Action item> Reproduce each record below exactly as written.

The data>
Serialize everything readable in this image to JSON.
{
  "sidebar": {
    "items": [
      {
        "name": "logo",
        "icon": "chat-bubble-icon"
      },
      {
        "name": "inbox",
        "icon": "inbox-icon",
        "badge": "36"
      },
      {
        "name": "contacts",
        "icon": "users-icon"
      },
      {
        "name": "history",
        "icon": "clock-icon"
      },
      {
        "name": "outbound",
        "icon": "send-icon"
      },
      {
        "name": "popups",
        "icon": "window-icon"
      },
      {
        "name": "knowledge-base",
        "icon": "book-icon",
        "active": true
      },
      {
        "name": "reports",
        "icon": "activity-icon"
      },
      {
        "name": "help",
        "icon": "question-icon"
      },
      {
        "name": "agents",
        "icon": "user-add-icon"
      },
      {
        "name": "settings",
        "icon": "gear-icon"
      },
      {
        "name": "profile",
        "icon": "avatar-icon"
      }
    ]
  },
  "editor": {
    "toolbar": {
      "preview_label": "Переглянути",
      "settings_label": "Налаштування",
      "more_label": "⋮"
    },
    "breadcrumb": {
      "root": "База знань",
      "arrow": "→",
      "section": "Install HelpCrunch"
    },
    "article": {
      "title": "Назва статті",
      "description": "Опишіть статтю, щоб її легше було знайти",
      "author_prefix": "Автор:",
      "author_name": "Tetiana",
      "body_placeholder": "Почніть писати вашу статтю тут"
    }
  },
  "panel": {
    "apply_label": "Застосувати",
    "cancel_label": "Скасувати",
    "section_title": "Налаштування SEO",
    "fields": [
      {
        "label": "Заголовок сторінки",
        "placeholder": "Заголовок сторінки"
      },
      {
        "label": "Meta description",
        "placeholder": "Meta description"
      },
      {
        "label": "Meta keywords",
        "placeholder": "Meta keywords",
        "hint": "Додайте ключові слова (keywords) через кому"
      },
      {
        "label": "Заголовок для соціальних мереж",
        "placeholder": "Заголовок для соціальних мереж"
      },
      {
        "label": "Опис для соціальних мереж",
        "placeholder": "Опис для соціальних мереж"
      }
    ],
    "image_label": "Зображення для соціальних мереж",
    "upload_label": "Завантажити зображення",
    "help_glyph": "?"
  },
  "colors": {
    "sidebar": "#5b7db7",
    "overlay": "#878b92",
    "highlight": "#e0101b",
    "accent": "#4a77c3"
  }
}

Result below>
Serialize everything readable in this image to JSON.
{
  "sidebar": {
    "items": [
      {
        "name": "logo",
        "icon": "chat-bubble-icon"
      },
      {
        "name": "inbox",
        "icon": "inbox-icon",
        "badge": "36"
      },
      {
        "name": "contacts",
        "icon": "users-icon"
      },
      {
        "name": "history",
        "icon": "clock-icon"
      },
      {
        "name": "outbound",
        "icon": "send-icon"
      },
      {
        "name": "popups",
        "icon": "window-icon"
      },
      {
        "name": "knowledge-base",
        "icon": "book-icon",
        "active": true
      },
      {
        "name": "reports",
        "icon": "activity-icon"
      },
      {
        "name": "help",
        "icon": "question-icon"
      },
      {
        "name": "agents",
        "icon": "user-add-icon"
      },
      {
        "name": "settings",
        "icon": "gear-icon"
      },
      {
        "name": "profile",
        "icon": "avatar-icon"
      }
    ]
  },
  "editor": {
    "toolbar": {
      "preview_label": "Переглянути",
      "settings_label": "Налаштування",
      "more_label": "⋮"
    },
    "breadcrumb": {
      "root": "База знань",
      "arrow": "→",
      "section": "Install HelpCrunch"
    },
    "article": {
      "title": "Назва статті",
      "description": "Опишіть статтю, щоб її легше було знайти",
      "author_prefix": "Автор:",
      "author_name": "Tetiana",
      "body_placeholder": "Почніть писати вашу статтю тут"
    }
  },
  "panel": {
    "apply_label": "Застосувати",
    "cancel_label": "Скасувати",
    "section_title": "Налаштування SEO",
    "fields": [
      {
        "label": "Заголовок сторінки",
        "placeholder": "Заголовок сторінки"
      },
      {
        "label": "Meta description",
        "placeholder": "Meta description"
      },
      {
        "label": "Meta keywords",
        "placeholder": "Meta keywords",
        "hint": "Додайте ключові слова (keywords) через кому"
      },
      {
        "label": "Заголовок для соціальних мереж",
        "placeholder": "Заголовок для соціальних мереж"
      },
      {
        "label": "Опис для соціальних мереж",
        "placeholder": "Опис для соціальних мереж"
      }
    ],
    "image_label": "Зображення для соціальних мереж",
    "upload_label": "Завантажити зображення",
    "help_glyph": "?"
  },
  "colors": {
    "sidebar": "#5b7db7",
    "overlay": "#878b92",
    "highlight": "#e0101b",
    "accent": "#4a77c3"
  }
}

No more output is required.